Ember is a free service that lets anyone create a custom playlist of videos from the top video sites like YouTube, Vimeo etc. on the web. These compilations are do not alter or change the original video in any way nor do they make a copy–the system works by linking existing videos together in viewer that allows the user to scroll through and select all or specific videos to view.
A picture or in this instance a video is worth a thousand words so take a few moments to view the Embedr compilation on 21st Century Learning that I put together in just a few minutes.
Skype is an internet phone, a video phone and a screen sharing app (with beta version) that sits on your computer and is free. Now technically it is not a Web 2.0 app because you have to download it but it is the tool that is most entrenched in the market.
With Skype you can phone any other computer that is running it and talk as long as you want for free. Video chat is also included when you call computer to computer. Skype also allows you to to call a land line but it will cost you (pre-paid) a very minor fee (2.4 cents a minute). And of course that means you can make calls worldwide for that price.
An added bonus with Skype is the ability to make conference calls via voice or video. And to round out the features Skype also includes an instant messaging service with the added bonus of being able to text message someone’s cell phone from your computer.
For the brave you can also get a cell phone that is Skype enabled which will let you use it on your cell phone to save money.
How can Skype help in Education?
As always you can voice your ideas as a comment on this post at the top and keep an eye out here for more information on tools like Skype that are fully fledged Web 2.0 (all online) and are just as good as Skype.
Jing is one of the easiest tools to use to create screen captures and record and add voice overs to any onscreen activity. One can easily share what they have captured or recorded over the web, via IM or email.
The program works on both Windows XP/Vista and the Mac OSX. The free version offers all the features of the Pro – the Pro version just makes it even easier to share your videos at a higher resolution and allows you to export to the .mp4 format which enables you to edit the video in any video editing tool. Jing is made by TechSmith, the same folks who make Camtasia, and the videos are shared through screencast.com.
Up until recently I have only used the free version but decided to upgrade ($14.95 US) to get access to the higher quality video and the ability to export to .mp4. The following is an example of the video capture I created in just a few minutes:
Setting up Google Forwarding – View in “Full Size” for best quality
A few educational applications for this tool would include:

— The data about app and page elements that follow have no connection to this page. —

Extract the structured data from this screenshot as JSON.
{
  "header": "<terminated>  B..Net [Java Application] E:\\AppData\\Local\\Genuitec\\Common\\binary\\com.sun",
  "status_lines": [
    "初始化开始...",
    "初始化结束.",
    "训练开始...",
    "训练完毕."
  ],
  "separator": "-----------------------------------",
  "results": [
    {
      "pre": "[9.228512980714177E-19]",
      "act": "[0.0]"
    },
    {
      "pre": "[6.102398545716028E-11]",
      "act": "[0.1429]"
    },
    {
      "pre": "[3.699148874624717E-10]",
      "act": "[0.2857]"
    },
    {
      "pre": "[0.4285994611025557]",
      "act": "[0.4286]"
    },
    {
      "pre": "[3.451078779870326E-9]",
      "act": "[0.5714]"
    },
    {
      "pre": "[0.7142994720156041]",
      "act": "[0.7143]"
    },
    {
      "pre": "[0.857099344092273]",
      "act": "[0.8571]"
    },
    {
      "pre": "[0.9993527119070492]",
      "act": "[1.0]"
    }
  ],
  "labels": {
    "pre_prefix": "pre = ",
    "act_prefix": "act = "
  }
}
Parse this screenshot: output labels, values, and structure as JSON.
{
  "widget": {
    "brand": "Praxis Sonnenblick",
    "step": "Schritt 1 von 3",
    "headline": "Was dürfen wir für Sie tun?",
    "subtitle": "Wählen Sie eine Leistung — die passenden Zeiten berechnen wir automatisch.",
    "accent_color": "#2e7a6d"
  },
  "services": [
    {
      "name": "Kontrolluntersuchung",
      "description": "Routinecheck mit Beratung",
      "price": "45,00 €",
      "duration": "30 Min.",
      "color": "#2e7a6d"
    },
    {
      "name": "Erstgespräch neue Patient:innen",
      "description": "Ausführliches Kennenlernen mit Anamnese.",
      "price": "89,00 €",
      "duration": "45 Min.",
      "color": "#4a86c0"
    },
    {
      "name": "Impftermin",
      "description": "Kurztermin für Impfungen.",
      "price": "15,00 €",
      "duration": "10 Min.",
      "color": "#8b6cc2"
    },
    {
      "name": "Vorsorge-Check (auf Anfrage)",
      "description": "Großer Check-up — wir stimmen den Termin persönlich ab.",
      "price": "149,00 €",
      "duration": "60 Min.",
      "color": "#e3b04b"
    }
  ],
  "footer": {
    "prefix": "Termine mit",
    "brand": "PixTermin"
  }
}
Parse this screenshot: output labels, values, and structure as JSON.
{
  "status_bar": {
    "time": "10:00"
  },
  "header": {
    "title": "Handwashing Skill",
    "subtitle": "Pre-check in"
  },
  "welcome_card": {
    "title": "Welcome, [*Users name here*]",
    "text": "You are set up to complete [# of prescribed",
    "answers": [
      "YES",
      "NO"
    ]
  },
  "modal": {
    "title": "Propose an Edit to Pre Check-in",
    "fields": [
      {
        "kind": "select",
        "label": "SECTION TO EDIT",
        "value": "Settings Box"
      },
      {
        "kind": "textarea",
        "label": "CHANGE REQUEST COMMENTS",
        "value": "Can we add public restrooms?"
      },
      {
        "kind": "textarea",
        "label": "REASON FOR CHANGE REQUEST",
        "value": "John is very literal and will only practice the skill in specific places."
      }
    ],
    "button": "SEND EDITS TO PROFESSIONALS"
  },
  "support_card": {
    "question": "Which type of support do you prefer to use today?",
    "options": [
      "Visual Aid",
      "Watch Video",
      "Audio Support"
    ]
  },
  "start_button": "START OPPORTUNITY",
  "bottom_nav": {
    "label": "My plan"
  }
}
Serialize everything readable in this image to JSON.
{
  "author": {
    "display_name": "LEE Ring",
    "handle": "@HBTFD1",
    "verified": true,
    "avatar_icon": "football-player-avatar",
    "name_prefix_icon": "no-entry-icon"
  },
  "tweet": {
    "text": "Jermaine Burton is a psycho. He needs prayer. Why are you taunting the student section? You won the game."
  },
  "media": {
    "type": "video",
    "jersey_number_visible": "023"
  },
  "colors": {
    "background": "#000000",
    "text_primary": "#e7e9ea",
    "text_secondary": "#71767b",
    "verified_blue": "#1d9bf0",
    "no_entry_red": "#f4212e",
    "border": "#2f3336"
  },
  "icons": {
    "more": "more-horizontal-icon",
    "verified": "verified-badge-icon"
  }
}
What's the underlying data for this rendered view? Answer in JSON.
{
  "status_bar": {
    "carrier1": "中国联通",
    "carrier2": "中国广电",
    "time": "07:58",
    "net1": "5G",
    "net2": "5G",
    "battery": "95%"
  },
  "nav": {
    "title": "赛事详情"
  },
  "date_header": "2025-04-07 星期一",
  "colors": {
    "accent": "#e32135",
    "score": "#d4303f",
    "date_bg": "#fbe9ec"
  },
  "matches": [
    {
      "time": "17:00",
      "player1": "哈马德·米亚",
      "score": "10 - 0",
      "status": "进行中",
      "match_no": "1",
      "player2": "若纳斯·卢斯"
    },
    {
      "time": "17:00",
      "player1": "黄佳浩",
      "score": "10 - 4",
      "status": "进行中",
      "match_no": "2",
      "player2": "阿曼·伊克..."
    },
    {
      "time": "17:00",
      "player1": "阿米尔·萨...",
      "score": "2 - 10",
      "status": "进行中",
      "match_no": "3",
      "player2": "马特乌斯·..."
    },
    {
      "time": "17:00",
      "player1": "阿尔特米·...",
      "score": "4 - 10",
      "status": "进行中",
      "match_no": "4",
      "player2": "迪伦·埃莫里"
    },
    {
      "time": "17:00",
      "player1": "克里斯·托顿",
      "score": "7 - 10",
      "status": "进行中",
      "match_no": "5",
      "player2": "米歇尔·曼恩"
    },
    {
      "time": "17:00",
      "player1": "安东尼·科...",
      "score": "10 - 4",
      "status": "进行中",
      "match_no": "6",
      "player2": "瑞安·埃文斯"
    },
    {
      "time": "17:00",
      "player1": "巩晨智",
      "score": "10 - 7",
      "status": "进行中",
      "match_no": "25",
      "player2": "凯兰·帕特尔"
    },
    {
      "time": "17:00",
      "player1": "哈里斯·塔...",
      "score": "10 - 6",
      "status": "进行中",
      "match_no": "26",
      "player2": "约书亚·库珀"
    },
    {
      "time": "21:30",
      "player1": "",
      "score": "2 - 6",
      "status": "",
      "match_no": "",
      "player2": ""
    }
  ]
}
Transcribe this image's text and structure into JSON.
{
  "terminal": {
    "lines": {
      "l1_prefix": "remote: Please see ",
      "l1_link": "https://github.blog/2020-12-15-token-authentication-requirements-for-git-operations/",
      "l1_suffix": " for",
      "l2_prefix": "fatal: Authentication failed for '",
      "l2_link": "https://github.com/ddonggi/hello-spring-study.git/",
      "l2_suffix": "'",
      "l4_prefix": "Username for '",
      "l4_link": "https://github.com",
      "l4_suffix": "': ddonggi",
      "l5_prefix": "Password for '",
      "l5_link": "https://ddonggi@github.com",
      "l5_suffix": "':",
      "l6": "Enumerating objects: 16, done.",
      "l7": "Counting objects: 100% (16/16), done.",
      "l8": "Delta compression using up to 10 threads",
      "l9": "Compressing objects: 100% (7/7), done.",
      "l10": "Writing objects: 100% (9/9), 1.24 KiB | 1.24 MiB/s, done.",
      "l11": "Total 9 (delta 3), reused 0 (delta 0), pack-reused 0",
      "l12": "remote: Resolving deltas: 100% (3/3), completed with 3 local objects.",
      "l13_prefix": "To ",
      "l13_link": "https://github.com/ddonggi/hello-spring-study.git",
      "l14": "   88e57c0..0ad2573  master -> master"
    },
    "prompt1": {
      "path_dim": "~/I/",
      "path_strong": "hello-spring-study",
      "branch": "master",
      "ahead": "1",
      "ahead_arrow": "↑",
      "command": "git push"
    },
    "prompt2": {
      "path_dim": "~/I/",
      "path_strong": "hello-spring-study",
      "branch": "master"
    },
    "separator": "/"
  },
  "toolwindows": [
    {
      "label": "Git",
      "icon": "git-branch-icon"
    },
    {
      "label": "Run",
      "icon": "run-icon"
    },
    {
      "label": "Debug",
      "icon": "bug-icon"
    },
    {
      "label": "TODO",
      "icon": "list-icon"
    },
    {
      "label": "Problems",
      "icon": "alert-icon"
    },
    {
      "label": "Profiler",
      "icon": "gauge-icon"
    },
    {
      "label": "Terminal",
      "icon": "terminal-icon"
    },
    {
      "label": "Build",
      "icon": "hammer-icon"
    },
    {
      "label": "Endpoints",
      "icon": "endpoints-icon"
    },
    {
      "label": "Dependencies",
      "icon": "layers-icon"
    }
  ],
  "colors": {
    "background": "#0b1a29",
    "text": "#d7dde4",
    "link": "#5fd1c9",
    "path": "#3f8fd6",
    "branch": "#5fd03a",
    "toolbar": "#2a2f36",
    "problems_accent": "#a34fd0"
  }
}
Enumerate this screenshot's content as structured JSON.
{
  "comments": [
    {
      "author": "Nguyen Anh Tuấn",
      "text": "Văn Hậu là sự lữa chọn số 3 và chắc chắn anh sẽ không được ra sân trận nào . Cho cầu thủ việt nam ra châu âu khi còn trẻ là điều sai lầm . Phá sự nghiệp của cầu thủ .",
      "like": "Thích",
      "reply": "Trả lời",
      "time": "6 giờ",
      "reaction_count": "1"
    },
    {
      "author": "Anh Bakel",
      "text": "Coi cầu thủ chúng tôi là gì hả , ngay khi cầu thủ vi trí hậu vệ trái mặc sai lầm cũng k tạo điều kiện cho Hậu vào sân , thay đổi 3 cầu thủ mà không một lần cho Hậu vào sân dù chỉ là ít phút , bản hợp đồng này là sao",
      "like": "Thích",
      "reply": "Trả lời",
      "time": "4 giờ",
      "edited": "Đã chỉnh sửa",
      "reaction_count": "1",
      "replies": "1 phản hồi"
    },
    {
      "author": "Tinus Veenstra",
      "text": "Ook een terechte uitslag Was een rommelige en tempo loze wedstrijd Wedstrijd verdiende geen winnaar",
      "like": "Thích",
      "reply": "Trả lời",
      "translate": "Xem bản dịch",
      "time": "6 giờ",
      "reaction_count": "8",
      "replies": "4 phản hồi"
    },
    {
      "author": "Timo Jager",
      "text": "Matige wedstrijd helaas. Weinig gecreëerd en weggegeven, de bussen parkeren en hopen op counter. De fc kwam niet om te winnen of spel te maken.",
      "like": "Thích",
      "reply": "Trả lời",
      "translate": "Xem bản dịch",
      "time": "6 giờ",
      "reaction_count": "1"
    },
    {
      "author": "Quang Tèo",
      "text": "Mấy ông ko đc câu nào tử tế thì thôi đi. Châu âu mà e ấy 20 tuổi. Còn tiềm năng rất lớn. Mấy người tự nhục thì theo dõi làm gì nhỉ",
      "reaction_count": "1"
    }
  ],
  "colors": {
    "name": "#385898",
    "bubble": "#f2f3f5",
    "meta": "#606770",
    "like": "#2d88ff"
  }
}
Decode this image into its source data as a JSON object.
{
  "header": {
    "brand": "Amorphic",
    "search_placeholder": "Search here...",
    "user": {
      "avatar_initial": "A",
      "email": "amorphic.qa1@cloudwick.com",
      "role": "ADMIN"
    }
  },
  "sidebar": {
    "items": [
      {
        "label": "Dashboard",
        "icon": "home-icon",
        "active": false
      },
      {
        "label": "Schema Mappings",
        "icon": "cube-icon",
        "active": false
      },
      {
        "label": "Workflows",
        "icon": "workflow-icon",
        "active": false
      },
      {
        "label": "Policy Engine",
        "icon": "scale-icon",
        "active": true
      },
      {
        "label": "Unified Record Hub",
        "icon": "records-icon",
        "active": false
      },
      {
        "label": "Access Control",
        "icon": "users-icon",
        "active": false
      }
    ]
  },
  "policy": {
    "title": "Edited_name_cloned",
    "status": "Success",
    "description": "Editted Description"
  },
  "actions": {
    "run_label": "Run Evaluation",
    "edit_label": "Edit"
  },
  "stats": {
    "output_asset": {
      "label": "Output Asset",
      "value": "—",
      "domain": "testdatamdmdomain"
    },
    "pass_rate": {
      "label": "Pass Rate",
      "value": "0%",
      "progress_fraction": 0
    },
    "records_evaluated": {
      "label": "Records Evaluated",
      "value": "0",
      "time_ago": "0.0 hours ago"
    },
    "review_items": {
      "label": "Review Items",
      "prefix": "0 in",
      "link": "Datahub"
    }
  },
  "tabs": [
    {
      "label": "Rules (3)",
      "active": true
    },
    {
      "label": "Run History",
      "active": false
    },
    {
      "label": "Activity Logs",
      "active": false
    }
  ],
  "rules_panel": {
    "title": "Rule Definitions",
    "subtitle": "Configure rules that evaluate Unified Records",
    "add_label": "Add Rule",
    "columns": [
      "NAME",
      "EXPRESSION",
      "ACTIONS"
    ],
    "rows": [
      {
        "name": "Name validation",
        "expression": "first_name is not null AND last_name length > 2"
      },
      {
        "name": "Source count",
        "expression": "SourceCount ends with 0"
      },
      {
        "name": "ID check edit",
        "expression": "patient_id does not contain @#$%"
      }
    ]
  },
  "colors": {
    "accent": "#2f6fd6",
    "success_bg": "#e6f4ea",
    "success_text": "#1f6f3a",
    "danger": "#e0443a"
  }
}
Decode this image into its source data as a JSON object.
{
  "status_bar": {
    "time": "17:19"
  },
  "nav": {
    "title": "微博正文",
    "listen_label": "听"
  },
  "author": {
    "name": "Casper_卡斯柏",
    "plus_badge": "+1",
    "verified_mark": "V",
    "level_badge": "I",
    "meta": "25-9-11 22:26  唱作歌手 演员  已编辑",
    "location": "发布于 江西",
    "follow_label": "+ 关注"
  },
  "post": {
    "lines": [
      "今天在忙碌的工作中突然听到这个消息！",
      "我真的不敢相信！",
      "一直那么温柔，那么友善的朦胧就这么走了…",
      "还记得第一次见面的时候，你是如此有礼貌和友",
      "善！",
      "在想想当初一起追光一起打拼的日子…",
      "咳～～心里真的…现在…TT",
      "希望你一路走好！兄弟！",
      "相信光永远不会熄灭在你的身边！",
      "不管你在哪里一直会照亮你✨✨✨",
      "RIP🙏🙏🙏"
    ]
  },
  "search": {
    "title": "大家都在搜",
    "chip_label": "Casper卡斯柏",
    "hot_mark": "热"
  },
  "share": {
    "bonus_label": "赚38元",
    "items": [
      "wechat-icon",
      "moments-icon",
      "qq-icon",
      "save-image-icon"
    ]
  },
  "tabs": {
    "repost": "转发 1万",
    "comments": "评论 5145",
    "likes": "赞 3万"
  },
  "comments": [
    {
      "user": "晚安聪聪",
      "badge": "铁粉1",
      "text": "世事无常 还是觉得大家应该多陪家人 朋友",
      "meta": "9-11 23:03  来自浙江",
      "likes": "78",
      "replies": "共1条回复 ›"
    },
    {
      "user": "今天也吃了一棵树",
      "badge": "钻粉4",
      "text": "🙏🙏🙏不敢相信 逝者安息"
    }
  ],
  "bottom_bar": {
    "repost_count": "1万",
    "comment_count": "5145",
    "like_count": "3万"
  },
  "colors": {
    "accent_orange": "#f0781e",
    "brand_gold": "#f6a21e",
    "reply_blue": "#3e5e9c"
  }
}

Ustream is an online service that lets you stream live or recorded video to a worldwide audience. The service is all hosted on their site, you just record/broadcast it and it is available to all. All you need is a web cam, microphone and an internet connection. As an added bonus whoever is watching can chat with the broadcaster or with each other live. This opens up plenty more opportunities.
So how could someone in education utilize this tool?
Again these are just some of my ideas and I would love to hear your comments or additions to this topic.
Because I continuously experiment with Netbooks, Unbuntu (Linux) virtualized installs of XP, Vista and other OS’s on my MacBook I have to often set up Firefox and add all my favorite extensions and plugins. Diigo (Tyler is writing about this extension) is always one of the first extension to be added followed immediately by Google Video Chat.
Since its release late 2008 I have used this lightweight one-to-one desktop videoconferencing system virtually daily. If you are fortunately enough to have a Mac, Netbook, or a newer PC laptop with a built in webcam and mic then this system just works. You run the plug-in install, restart Firefox, log onto your Gmail account, click on a contact to chat with and you can turn any chat session in to a video chat–assuming the person on the other end is set up as well.